[[ Source records open ]]

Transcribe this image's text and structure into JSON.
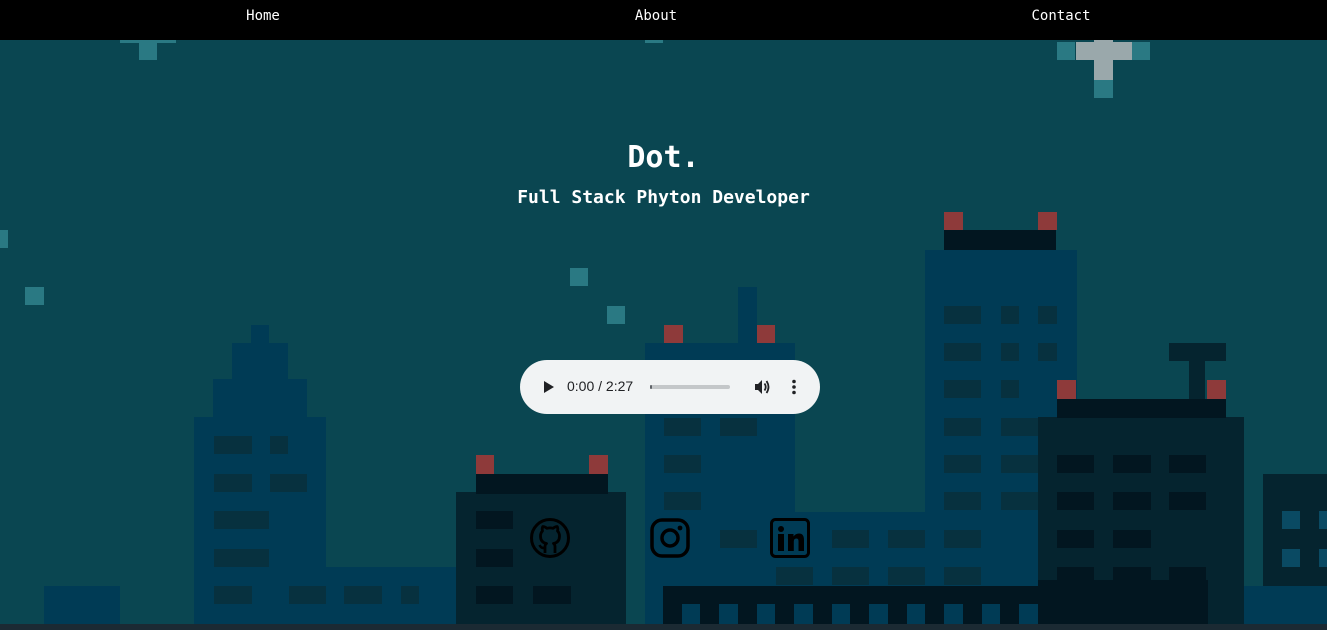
{
  "nav": {
    "items": [
      {
        "label": "Home"
      },
      {
        "label": "About"
      },
      {
        "label": "Contact"
      }
    ]
  },
  "hero": {
    "title": "Dot.",
    "subtitle": "Full Stack Phyton Developer"
  },
  "audio": {
    "time_display": "0:00 / 2:27",
    "progress": 0
  },
  "social": [
    {
      "icon": "github-icon"
    },
    {
      "icon": "instagram-icon"
    },
    {
      "icon": "linkedin-icon"
    }
  ],
  "colors": {
    "sky": "#0a4651",
    "navbar": "#000000",
    "text": "#ffffff",
    "player_bg": "#f1f3f4",
    "antenna_light": "#8e3a3a"
  }
}
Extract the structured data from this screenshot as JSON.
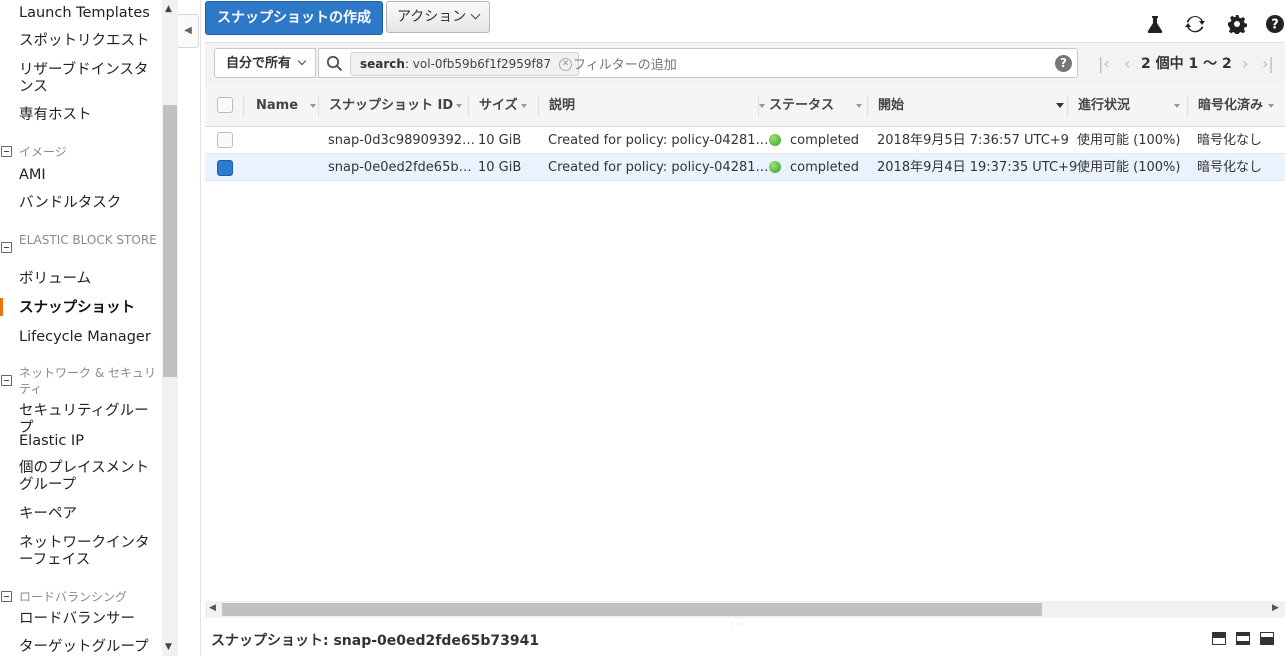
{
  "sidebar": {
    "items_top": [
      "Launch Templates",
      "スポットリクエスト",
      "リザーブドインスタンス",
      "専有ホスト"
    ],
    "sections": [
      {
        "title": "イメージ",
        "items": [
          "AMI",
          "バンドルタスク"
        ]
      },
      {
        "title": "ELASTIC BLOCK STORE",
        "items": [
          "ボリューム",
          "スナップショット",
          "Lifecycle Manager"
        ]
      },
      {
        "title": "ネットワーク & セキュリティ",
        "items": [
          "セキュリティグループ",
          "Elastic IP",
          "個のプレイスメントグループ",
          "キーペア",
          "ネットワークインターフェイス"
        ]
      },
      {
        "title": "ロードバランシング",
        "items": [
          "ロードバランサー",
          "ターゲットグループ"
        ]
      }
    ],
    "active_item": "スナップショット"
  },
  "toolbar": {
    "create_label": "スナップショットの作成",
    "actions_label": "アクション",
    "icons": [
      "flask-icon",
      "refresh-icon",
      "gear-icon",
      "help-icon"
    ]
  },
  "filter": {
    "owner_label": "自分で所有",
    "token_key": "search",
    "token_value": ": vol-0fb59b6f1f2959f87",
    "placeholder": "フィルターの追加",
    "help": "?"
  },
  "pagination": {
    "label": "2 個中 1 ～ 2"
  },
  "table": {
    "columns": [
      "Name",
      "スナップショット ID",
      "サイズ",
      "説明",
      "ステータス",
      "開始",
      "進行状況",
      "暗号化済み"
    ],
    "rows": [
      {
        "name": "",
        "snapshot_id": "snap-0d3c98909392…",
        "size": "10 GiB",
        "description": "Created for policy: policy-04281…",
        "status": "completed",
        "started": "2018年9月5日 7:36:57 UTC+9",
        "progress": "使用可能 (100%)",
        "encrypted": "暗号化なし",
        "selected": false
      },
      {
        "name": "",
        "snapshot_id": "snap-0e0ed2fde65b…",
        "size": "10 GiB",
        "description": "Created for policy: policy-04281…",
        "status": "completed",
        "started": "2018年9月4日 19:37:35 UTC+9",
        "progress": "使用可能 (100%)",
        "encrypted": "暗号化なし",
        "selected": true
      }
    ]
  },
  "detail": {
    "title": "スナップショット: snap-0e0ed2fde65b73941"
  },
  "colors": {
    "primary": "#2e79c7",
    "active_marker": "#ec7211",
    "status_ok": "#3d9e1f",
    "selected_row": "#eaf3fd"
  }
}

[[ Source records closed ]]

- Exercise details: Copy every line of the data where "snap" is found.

- Written answer:
        "snapshot_id": "snap-0d3c98909392…",
        "snapshot_id": "snap-0e0ed2fde65b…",
    "title": "スナップショット: snap-0e0ed2fde65b73941"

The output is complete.